BEGIN Working data
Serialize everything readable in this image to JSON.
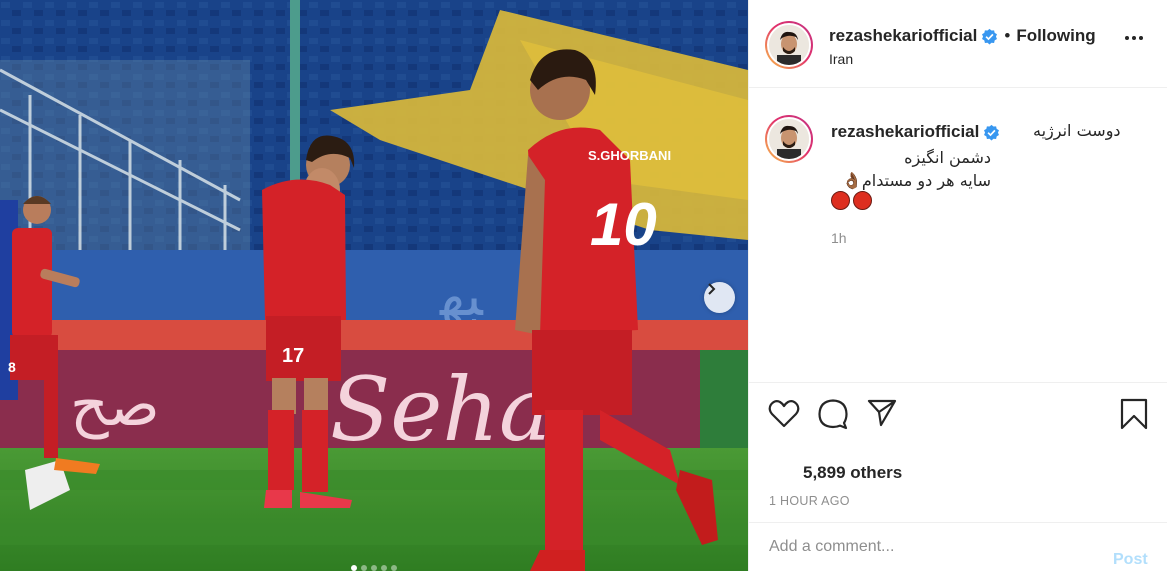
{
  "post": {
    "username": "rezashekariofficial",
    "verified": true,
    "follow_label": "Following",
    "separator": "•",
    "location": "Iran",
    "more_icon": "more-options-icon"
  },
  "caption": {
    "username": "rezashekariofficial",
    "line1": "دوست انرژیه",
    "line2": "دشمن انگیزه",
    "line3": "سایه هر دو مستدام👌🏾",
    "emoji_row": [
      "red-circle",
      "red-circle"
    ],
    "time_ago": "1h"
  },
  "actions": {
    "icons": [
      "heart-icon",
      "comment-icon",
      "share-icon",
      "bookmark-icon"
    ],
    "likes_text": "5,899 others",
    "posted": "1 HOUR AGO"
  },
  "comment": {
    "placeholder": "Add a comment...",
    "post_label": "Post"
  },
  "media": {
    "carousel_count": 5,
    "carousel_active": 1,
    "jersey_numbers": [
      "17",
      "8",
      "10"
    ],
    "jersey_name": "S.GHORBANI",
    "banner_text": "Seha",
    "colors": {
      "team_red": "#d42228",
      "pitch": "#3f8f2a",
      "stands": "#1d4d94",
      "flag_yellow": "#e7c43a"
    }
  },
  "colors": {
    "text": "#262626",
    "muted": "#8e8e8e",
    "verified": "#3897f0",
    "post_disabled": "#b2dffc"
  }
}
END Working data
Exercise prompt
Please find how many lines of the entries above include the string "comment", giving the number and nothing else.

Response to this exercise
3